CIS fellows Joseph Ramsey and Michelle Fitzgerald documenting argand lamps in Natchez, MS. CIS Instagram

Each year, the Classical Institute of the South at the Historic New Orleans Collection enlists the help of two summer fellows to visit historic sites in the Gulf South and catalogue objects with provenance in the region dating to before the Civil War. These objects often remain in situ from the time they were first introduced into the homes, having been originally manufactured in urban production centers like Philadelphia, New York, or Cincinnati. The objects are catalogued on site and included in the publicly accessible Gulf South Decorative & Fine Arts Database for the benefit of researchers to preserve and organize the region’s remarkable material culture.

For students in the Winterthur program who have spent their first year in connoisseurship training, this is an opportunity to put those new skills to the test. I saw connections we discussed in class made real through traveling trunks that had made their way to from Port Gibson to Liverpool, England and back again, or a Philadelphia gasolier presiding over a Natchez parlor.


Cataloging a Civil War Union sword in Woodville, MS.

The Classical Institute of the South at the Historic New Orleans Collection offers a valuable chance to not only experience objects in situ, but, perhaps even more importantly, to meet the people who live with them. In Natchez, we met Ron (WPEAC, 1972) and Mimi Miller (Executive Director, Historic Natchez Foundation), who are tireless advocates for preserving the history of the Gulf South through its objects and historic sites within the community. Over breakfast at their bed and breakfast, they enthusiastically shared the history of homes we were cataloging, and made us feel like members of a family.

Many times, the people whose homes we visited would share memories with us over an iced tea and treats. They told us why they loved their community, and how the objects we looked at from a cataloging perspective may be something they remember as belonging to their grandmother and have an entirely different meaning to them. In this way, the objects became more than a connoisseurship exercise. They became personal.


By Michelle Fitzgerald, WPAMC Class of 2017

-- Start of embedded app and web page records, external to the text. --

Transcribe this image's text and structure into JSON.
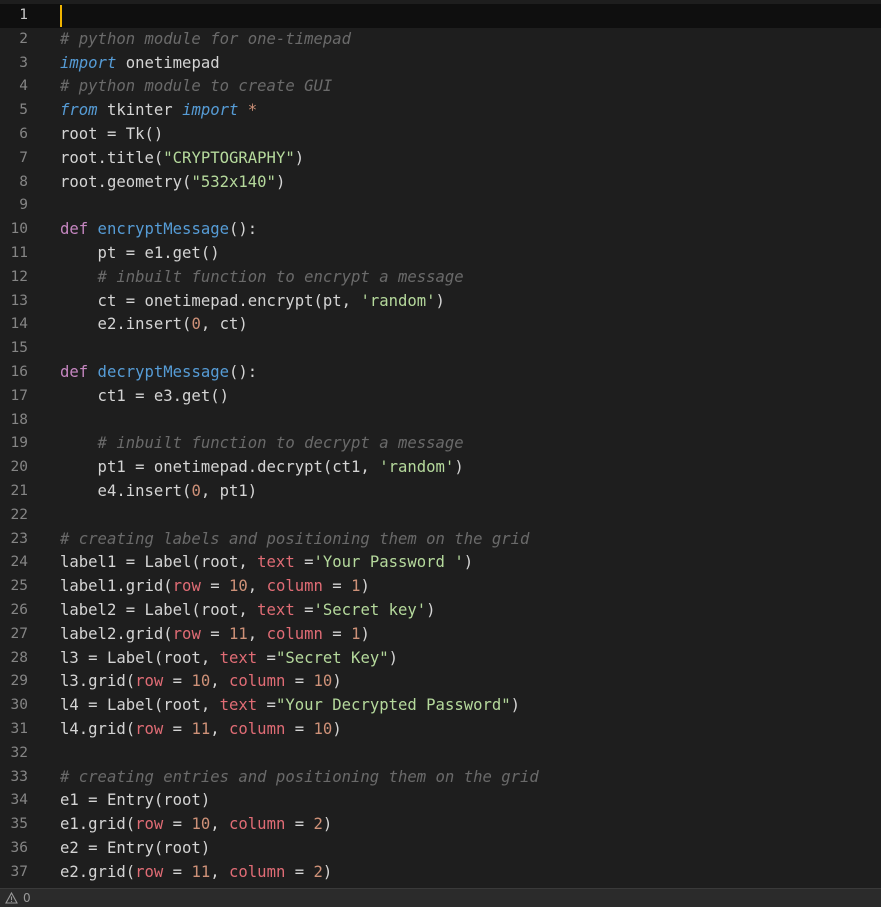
{
  "theme": {
    "keyword": "#569cd6",
    "control": "#c586c0",
    "function": "#dcdcaa",
    "string": "#ce9178",
    "string_alt": "#b5d99c",
    "comment": "#6a6a6a",
    "number": "#b5cea8",
    "param": "#e06c75",
    "default": "#d4d4d4",
    "cursor": "#f0b400"
  },
  "editor": {
    "lines": [
      {
        "n": "1",
        "tokens": []
      },
      {
        "n": "2",
        "tokens": [
          {
            "t": "# python module for one-timepad",
            "c": "comment"
          }
        ]
      },
      {
        "n": "3",
        "tokens": [
          {
            "t": "import",
            "c": "kwi"
          },
          {
            "t": " onetimepad",
            "c": "default"
          }
        ]
      },
      {
        "n": "4",
        "tokens": [
          {
            "t": "# python module to create GUI",
            "c": "comment"
          }
        ]
      },
      {
        "n": "5",
        "tokens": [
          {
            "t": "from",
            "c": "kwi"
          },
          {
            "t": " tkinter ",
            "c": "default"
          },
          {
            "t": "import",
            "c": "kwi"
          },
          {
            "t": " *",
            "c": "op"
          }
        ]
      },
      {
        "n": "6",
        "tokens": [
          {
            "t": "root = Tk()",
            "c": "default"
          }
        ]
      },
      {
        "n": "7",
        "tokens": [
          {
            "t": "root.title(",
            "c": "default"
          },
          {
            "t": "\"CRYPTOGRAPHY\"",
            "c": "str"
          },
          {
            "t": ")",
            "c": "default"
          }
        ]
      },
      {
        "n": "8",
        "tokens": [
          {
            "t": "root.geometry(",
            "c": "default"
          },
          {
            "t": "\"532x140\"",
            "c": "str"
          },
          {
            "t": ")",
            "c": "default"
          }
        ]
      },
      {
        "n": "9",
        "tokens": []
      },
      {
        "n": "10",
        "tokens": [
          {
            "t": "def",
            "c": "def"
          },
          {
            "t": " encryptMessage",
            "c": "fn"
          },
          {
            "t": "():",
            "c": "default"
          }
        ]
      },
      {
        "n": "11",
        "tokens": [
          {
            "t": "    pt = e1.get()",
            "c": "default"
          }
        ]
      },
      {
        "n": "12",
        "tokens": [
          {
            "t": "    # inbuilt function to encrypt a message",
            "c": "comment"
          }
        ]
      },
      {
        "n": "13",
        "tokens": [
          {
            "t": "    ct = onetimepad.encrypt(pt, ",
            "c": "default"
          },
          {
            "t": "'random'",
            "c": "str"
          },
          {
            "t": ")",
            "c": "default"
          }
        ]
      },
      {
        "n": "14",
        "tokens": [
          {
            "t": "    e2.insert(",
            "c": "default"
          },
          {
            "t": "0",
            "c": "num"
          },
          {
            "t": ", ct)",
            "c": "default"
          }
        ]
      },
      {
        "n": "15",
        "tokens": []
      },
      {
        "n": "16",
        "tokens": [
          {
            "t": "def",
            "c": "def"
          },
          {
            "t": " decryptMessage",
            "c": "fn"
          },
          {
            "t": "():",
            "c": "default"
          }
        ]
      },
      {
        "n": "17",
        "tokens": [
          {
            "t": "    ct1 = e3.get()",
            "c": "default"
          }
        ]
      },
      {
        "n": "18",
        "tokens": []
      },
      {
        "n": "19",
        "tokens": [
          {
            "t": "    # inbuilt function to decrypt a message",
            "c": "comment"
          }
        ]
      },
      {
        "n": "20",
        "tokens": [
          {
            "t": "    pt1 = onetimepad.decrypt(ct1, ",
            "c": "default"
          },
          {
            "t": "'random'",
            "c": "str"
          },
          {
            "t": ")",
            "c": "default"
          }
        ]
      },
      {
        "n": "21",
        "tokens": [
          {
            "t": "    e4.insert(",
            "c": "default"
          },
          {
            "t": "0",
            "c": "num"
          },
          {
            "t": ", pt1)",
            "c": "default"
          }
        ]
      },
      {
        "n": "22",
        "tokens": []
      },
      {
        "n": "23",
        "tokens": [
          {
            "t": "# creating labels and positioning them on the grid",
            "c": "comment"
          }
        ]
      },
      {
        "n": "24",
        "tokens": [
          {
            "t": "label1 = Label(root, ",
            "c": "default"
          },
          {
            "t": "text",
            "c": "param"
          },
          {
            "t": " =",
            "c": "default"
          },
          {
            "t": "'Your Password '",
            "c": "str"
          },
          {
            "t": ")",
            "c": "default"
          }
        ]
      },
      {
        "n": "25",
        "tokens": [
          {
            "t": "label1.grid(",
            "c": "default"
          },
          {
            "t": "row",
            "c": "param"
          },
          {
            "t": " = ",
            "c": "default"
          },
          {
            "t": "10",
            "c": "num"
          },
          {
            "t": ", ",
            "c": "default"
          },
          {
            "t": "column",
            "c": "param"
          },
          {
            "t": " = ",
            "c": "default"
          },
          {
            "t": "1",
            "c": "num"
          },
          {
            "t": ")",
            "c": "default"
          }
        ]
      },
      {
        "n": "26",
        "tokens": [
          {
            "t": "label2 = Label(root, ",
            "c": "default"
          },
          {
            "t": "text",
            "c": "param"
          },
          {
            "t": " =",
            "c": "default"
          },
          {
            "t": "'Secret key'",
            "c": "str"
          },
          {
            "t": ")",
            "c": "default"
          }
        ]
      },
      {
        "n": "27",
        "tokens": [
          {
            "t": "label2.grid(",
            "c": "default"
          },
          {
            "t": "row",
            "c": "param"
          },
          {
            "t": " = ",
            "c": "default"
          },
          {
            "t": "11",
            "c": "num"
          },
          {
            "t": ", ",
            "c": "default"
          },
          {
            "t": "column",
            "c": "param"
          },
          {
            "t": " = ",
            "c": "default"
          },
          {
            "t": "1",
            "c": "num"
          },
          {
            "t": ")",
            "c": "default"
          }
        ]
      },
      {
        "n": "28",
        "tokens": [
          {
            "t": "l3 = Label(root, ",
            "c": "default"
          },
          {
            "t": "text",
            "c": "param"
          },
          {
            "t": " =",
            "c": "default"
          },
          {
            "t": "\"Secret Key\"",
            "c": "str"
          },
          {
            "t": ")",
            "c": "default"
          }
        ]
      },
      {
        "n": "29",
        "tokens": [
          {
            "t": "l3.grid(",
            "c": "default"
          },
          {
            "t": "row",
            "c": "param"
          },
          {
            "t": " = ",
            "c": "default"
          },
          {
            "t": "10",
            "c": "num"
          },
          {
            "t": ", ",
            "c": "default"
          },
          {
            "t": "column",
            "c": "param"
          },
          {
            "t": " = ",
            "c": "default"
          },
          {
            "t": "10",
            "c": "num"
          },
          {
            "t": ")",
            "c": "default"
          }
        ]
      },
      {
        "n": "30",
        "tokens": [
          {
            "t": "l4 = Label(root, ",
            "c": "default"
          },
          {
            "t": "text",
            "c": "param"
          },
          {
            "t": " =",
            "c": "default"
          },
          {
            "t": "\"Your Decrypted Password\"",
            "c": "str"
          },
          {
            "t": ")",
            "c": "default"
          }
        ]
      },
      {
        "n": "31",
        "tokens": [
          {
            "t": "l4.grid(",
            "c": "default"
          },
          {
            "t": "row",
            "c": "param"
          },
          {
            "t": " = ",
            "c": "default"
          },
          {
            "t": "11",
            "c": "num"
          },
          {
            "t": ", ",
            "c": "default"
          },
          {
            "t": "column",
            "c": "param"
          },
          {
            "t": " = ",
            "c": "default"
          },
          {
            "t": "10",
            "c": "num"
          },
          {
            "t": ")",
            "c": "default"
          }
        ]
      },
      {
        "n": "32",
        "tokens": []
      },
      {
        "n": "33",
        "tokens": [
          {
            "t": "# creating entries and positioning them on the grid",
            "c": "comment"
          }
        ]
      },
      {
        "n": "34",
        "tokens": [
          {
            "t": "e1 = Entry(root)",
            "c": "default"
          }
        ]
      },
      {
        "n": "35",
        "tokens": [
          {
            "t": "e1.grid(",
            "c": "default"
          },
          {
            "t": "row",
            "c": "param"
          },
          {
            "t": " = ",
            "c": "default"
          },
          {
            "t": "10",
            "c": "num"
          },
          {
            "t": ", ",
            "c": "default"
          },
          {
            "t": "column",
            "c": "param"
          },
          {
            "t": " = ",
            "c": "default"
          },
          {
            "t": "2",
            "c": "num"
          },
          {
            "t": ")",
            "c": "default"
          }
        ]
      },
      {
        "n": "36",
        "tokens": [
          {
            "t": "e2 = Entry(root)",
            "c": "default"
          }
        ]
      },
      {
        "n": "37",
        "tokens": [
          {
            "t": "e2.grid(",
            "c": "default"
          },
          {
            "t": "row",
            "c": "param"
          },
          {
            "t": " = ",
            "c": "default"
          },
          {
            "t": "11",
            "c": "num"
          },
          {
            "t": ", ",
            "c": "default"
          },
          {
            "t": "column",
            "c": "param"
          },
          {
            "t": " = ",
            "c": "default"
          },
          {
            "t": "2",
            "c": "num"
          },
          {
            "t": ")",
            "c": "default"
          }
        ]
      }
    ]
  },
  "statusbar": {
    "problems_icon": "warning-icon",
    "problems_count": "0"
  }
}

For more information on the Classical Institute of the South at the Historic New Orleans Collection, please visit the program’s website:

Leave a Reply

Your email address will not be published. Required fields are marked *